Restate the full set of records exactly, word for word.

**Raw data**
******************************

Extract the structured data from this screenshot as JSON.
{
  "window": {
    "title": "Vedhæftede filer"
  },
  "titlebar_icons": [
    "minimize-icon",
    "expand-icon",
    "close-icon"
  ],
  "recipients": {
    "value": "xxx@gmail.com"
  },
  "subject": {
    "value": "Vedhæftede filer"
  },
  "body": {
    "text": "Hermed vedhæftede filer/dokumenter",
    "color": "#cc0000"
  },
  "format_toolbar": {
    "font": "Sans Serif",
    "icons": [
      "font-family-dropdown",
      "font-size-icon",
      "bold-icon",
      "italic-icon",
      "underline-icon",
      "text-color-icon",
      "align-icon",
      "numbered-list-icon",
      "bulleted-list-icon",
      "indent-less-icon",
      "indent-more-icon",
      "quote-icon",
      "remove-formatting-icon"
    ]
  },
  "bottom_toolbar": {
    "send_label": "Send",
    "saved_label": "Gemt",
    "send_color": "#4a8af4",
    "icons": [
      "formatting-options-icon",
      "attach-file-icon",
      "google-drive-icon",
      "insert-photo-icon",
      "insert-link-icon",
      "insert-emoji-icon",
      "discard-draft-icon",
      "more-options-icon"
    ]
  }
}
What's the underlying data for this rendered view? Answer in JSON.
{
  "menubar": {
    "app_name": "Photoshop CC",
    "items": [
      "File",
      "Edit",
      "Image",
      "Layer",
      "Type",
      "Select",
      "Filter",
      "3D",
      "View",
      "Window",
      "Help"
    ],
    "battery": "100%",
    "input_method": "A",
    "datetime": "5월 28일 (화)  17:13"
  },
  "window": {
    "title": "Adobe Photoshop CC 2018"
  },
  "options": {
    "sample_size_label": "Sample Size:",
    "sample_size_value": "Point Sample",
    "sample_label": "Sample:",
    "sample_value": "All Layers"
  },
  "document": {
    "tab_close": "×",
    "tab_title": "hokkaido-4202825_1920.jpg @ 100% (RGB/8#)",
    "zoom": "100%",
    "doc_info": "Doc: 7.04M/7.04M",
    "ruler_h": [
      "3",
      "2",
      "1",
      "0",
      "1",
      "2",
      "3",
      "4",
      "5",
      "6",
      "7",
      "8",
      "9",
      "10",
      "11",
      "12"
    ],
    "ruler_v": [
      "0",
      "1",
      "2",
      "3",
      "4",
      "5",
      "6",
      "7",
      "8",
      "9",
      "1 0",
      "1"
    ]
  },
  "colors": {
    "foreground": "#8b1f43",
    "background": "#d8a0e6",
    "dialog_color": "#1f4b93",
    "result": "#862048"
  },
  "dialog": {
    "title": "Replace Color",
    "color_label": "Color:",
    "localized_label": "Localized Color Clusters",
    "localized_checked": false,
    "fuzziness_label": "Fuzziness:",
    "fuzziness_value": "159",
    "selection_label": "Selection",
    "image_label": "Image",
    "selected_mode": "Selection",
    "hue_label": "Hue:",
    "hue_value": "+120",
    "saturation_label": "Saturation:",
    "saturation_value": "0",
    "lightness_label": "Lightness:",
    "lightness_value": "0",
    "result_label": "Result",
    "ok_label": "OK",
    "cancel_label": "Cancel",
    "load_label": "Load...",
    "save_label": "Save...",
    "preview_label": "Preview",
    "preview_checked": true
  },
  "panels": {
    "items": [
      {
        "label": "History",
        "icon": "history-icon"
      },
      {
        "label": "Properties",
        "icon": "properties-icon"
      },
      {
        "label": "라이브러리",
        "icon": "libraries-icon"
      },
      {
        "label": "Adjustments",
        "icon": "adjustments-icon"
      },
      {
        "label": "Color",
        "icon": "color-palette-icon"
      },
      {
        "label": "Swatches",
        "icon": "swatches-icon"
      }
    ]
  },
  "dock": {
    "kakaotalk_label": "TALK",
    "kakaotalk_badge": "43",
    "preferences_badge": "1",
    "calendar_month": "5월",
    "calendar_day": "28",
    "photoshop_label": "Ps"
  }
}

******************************

**Completed exercise**
Extract the structured data from this screenshot as JSON.
{
  "window": {
    "title": "Vedhæftede filer"
  },
  "titlebar_icons": [
    "minimize-icon",
    "expand-icon",
    "close-icon"
  ],
  "recipients": {
    "value": "xxx@gmail.com"
  },
  "subject": {
    "value": "Vedhæftede filer"
  },
  "body": {
    "text": "Hermed vedhæftede filer/dokumenter",
    "color": "#cc0000"
  },
  "format_toolbar": {
    "font": "Sans Serif",
    "icons": [
      "font-family-dropdown",
      "font-size-icon",
      "bold-icon",
      "italic-icon",
      "underline-icon",
      "text-color-icon",
      "align-icon",
      "numbered-list-icon",
      "bulleted-list-icon",
      "indent-less-icon",
      "indent-more-icon",
      "quote-icon",
      "remove-formatting-icon"
    ]
  },
  "bottom_toolbar": {
    "send_label": "Send",
    "saved_label": "Gemt",
    "send_color": "#4a8af4",
    "icons": [
      "formatting-options-icon",
      "attach-file-icon",
      "google-drive-icon",
      "insert-photo-icon",
      "insert-link-icon",
      "insert-emoji-icon",
      "discard-draft-icon",
      "more-options-icon"
    ]
  }
}
What's the underlying data for this rendered view? Answer in JSON.
{
  "menubar": {
    "app_name": "Photoshop CC",
    "items": [
      "File",
      "Edit",
      "Image",
      "Layer",
      "Type",
      "Select",
      "Filter",
      "3D",
      "View",
      "Window",
      "Help"
    ],
    "battery": "100%",
    "input_method": "A",
    "datetime": "5월 28일 (화)  17:13"
  },
  "window": {
    "title": "Adobe Photoshop CC 2018"
  },
  "options": {
    "sample_size_label": "Sample Size:",
    "sample_size_value": "Point Sample",
    "sample_label": "Sample:",
    "sample_value": "All Layers"
  },
  "document": {
    "tab_close": "×",
    "tab_title": "hokkaido-4202825_1920.jpg @ 100% (RGB/8#)",
    "zoom": "100%",
    "doc_info": "Doc: 7.04M/7.04M",
    "ruler_h": [
      "3",
      "2",
      "1",
      "0",
      "1",
      "2",
      "3",
      "4",
      "5",
      "6",
      "7",
      "8",
      "9",
      "10",
      "11",
      "12"
    ],
    "ruler_v": [
      "0",
      "1",
      "2",
      "3",
      "4",
      "5",
      "6",
      "7",
      "8",
      "9",
      "1 0",
      "1"
    ]
  },
  "colors": {
    "foreground": "#8b1f43",
    "background": "#d8a0e6",
    "dialog_color": "#1f4b93",
    "result": "#862048"
  },
  "dialog": {
    "title": "Replace Color",
    "color_label": "Color:",
    "localized_label": "Localized Color Clusters",
    "localized_checked": false,
    "fuzziness_label": "Fuzziness:",
    "fuzziness_value": "159",
    "selection_label": "Selection",
    "image_label": "Image",
    "selected_mode": "Selection",
    "hue_label": "Hue:",
    "hue_value": "+120",
    "saturation_label": "Saturation:",
    "saturation_value": "0",
    "lightness_label": "Lightness:",
    "lightness_value": "0",
    "result_label": "Result",
    "ok_label": "OK",
    "cancel_label": "Cancel",
    "load_label": "Load...",
    "save_label": "Save...",
    "preview_label": "Preview",
    "preview_checked": true
  },
  "panels": {
    "items": [
      {
        "label": "History",
        "icon": "history-icon"
      },
      {
        "label": "Properties",
        "icon": "properties-icon"
      },
      {
        "label": "라이브러리",
        "icon": "libraries-icon"
      },
      {
        "label": "Adjustments",
        "icon": "adjustments-icon"
      },
      {
        "label": "Color",
        "icon": "color-palette-icon"
      },
      {
        "label": "Swatches",
        "icon": "swatches-icon"
      }
    ]
  },
  "dock": {
    "kakaotalk_label": "TALK",
    "kakaotalk_badge": "43",
    "preferences_badge": "1",
    "calendar_month": "5월",
    "calendar_day": "28",
    "photoshop_label": "Ps"
  }
}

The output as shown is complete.